Elena started. Was someone speaking to her? She glanced around. On the steps of the building next door to Elena’s sat an old woman with skin the darkest shade of brown Elena had ever seen. She wore a flowered bandana tied around her head, and in her hands a strand of yellow yarn twitched between two long, metal needles. Elena wondered what she was making. Mittens? A sweater? No, not in this heat, she thought.
The woman looked up from her knitting and spoke again, a little louder than before. Her accent sounded slanted and round, like people who came from the South.
“I said are you headin’ off to school?”
Elena allowed herself a brief glance in the woman’s direction but then quickly looked back to the street. This was the city after all, and Papi had warned her about strangers.
The light turned red and the flow of cars stopped, their engines grumbling and growling like animals pulling against invisible leashes.
Elena reached into her pants pocket and pulled out a brown plastic tube the length of her palm. She held the inhaler to her lips and pressed the button on the bottom of the canister. A cool mist filled her lungs. She felt a little better now, but the cars still snarled at her, and the street loomed in front of her like a black void that could swallow her whole.
Elena knew she should cross. She would be late to school if she didn’t. There was nothing epic about it, really. She just had to take one step after another. But the longer she waited the harder it was to pry her feet from the curb.
“What’cha scared of?” said the woman. Elena felt her staring at the back of her head. “Cars don’t bite, y’know. The way you jus’ standin’ there, you’d think they was a pack of alligators.”
The woman was talking to her, but why? What could she possibly want?
Elena stiffened. She had to get to school. It was her first day, after all. As she willed herself to step off the curb, she tried to picture her farm and the way the fading daylight cast lacy shadows across the barley fields. She took a deep breath and lifted her foot.
Suddenly, the street rippled. Elena leapt back with a start. Scrunching her eyebrows, she peered curiously at the street, which swelled and sloshed like water in a bucket. Then the color of it shifted from black to a sickly shade of green.
Elena looked up at the city’s squat concrete buildings with their sharp, straight edges. She watched with astonishment as her new neighborhood, section by section, began to transform—the café, the florist shop, even the apartment buildings all melted into mud, street lamps sprouted leaves and became trees, and where the cars had been appeared the ridged backs of alligators half submerged beneath the murky water.
Soon the entire city had vanished, replaced with a hot, humid swamp that smelled of earth and damp moss.
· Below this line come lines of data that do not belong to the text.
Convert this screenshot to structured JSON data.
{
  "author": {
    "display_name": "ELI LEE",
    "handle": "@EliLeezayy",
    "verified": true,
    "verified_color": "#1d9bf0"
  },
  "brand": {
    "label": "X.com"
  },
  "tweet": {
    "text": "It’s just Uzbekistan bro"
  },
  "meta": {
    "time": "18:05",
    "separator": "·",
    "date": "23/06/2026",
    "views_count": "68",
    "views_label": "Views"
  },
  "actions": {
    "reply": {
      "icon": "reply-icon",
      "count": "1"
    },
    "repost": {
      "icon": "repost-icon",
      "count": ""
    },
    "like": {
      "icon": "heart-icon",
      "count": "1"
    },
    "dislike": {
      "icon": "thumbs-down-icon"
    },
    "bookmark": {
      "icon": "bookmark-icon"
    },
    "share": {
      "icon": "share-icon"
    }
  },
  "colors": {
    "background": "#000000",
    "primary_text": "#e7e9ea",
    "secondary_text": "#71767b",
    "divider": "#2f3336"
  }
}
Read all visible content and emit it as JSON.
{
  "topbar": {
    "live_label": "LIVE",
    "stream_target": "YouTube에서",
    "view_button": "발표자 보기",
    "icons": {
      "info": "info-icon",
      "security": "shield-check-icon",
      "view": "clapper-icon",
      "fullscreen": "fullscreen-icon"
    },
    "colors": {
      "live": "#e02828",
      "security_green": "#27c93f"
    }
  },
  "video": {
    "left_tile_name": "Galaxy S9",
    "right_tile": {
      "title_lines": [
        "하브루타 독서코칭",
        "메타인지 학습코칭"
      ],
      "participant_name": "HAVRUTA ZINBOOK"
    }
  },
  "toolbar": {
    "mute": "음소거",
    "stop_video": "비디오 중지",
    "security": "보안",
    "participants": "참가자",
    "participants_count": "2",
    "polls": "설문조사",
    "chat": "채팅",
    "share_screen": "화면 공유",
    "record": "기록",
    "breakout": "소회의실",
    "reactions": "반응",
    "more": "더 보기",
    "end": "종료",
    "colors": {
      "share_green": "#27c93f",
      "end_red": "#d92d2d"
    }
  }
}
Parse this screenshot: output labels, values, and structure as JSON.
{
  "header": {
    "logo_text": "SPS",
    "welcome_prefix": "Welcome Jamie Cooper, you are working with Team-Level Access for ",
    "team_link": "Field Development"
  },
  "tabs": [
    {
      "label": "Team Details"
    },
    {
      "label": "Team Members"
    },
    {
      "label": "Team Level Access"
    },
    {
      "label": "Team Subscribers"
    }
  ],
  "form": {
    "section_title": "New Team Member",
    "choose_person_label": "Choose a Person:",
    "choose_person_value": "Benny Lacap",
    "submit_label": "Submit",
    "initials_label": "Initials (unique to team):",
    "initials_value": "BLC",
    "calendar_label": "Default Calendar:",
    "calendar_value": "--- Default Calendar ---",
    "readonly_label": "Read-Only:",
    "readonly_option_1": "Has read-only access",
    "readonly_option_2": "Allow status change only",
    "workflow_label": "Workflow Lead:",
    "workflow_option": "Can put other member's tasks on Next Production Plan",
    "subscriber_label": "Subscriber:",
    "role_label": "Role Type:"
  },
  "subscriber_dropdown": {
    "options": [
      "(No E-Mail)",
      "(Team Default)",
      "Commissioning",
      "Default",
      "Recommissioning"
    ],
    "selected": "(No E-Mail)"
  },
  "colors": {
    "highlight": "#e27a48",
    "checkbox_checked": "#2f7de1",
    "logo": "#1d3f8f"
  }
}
Elena listened to the sound of croaking frogs and swatted at a mosquito buzzing in her ear. For a single moment, she forgot about the cars, and the city, and school, and just stared. She was too amazed at her new surroundings to be afraid. Then, curiosity getting the better of her, she dipped the toe of her left sneaker into the water.
All of a sudden, a monstrous gray gator sprang up like a giant mousetrap and snapped its tooth-filled jaws, missing her by inches. Elena threw her arms in front of her face and screamed.
The frog sounds and the mossy smell vanished, and the all too familiar stench of exhaust fumes filled her nose. Elena lowered her arms. She was back on the corner of Fair Oaks Boulevard, the woman’s knitting needles clicking away.
The signal turned green, and the cars at the intersection lurched forward. Elena turned and ran as fast as she could up the front steps to her complex. Then she rushed inside, down the hall to her apartment, and slammed the door shut behind her.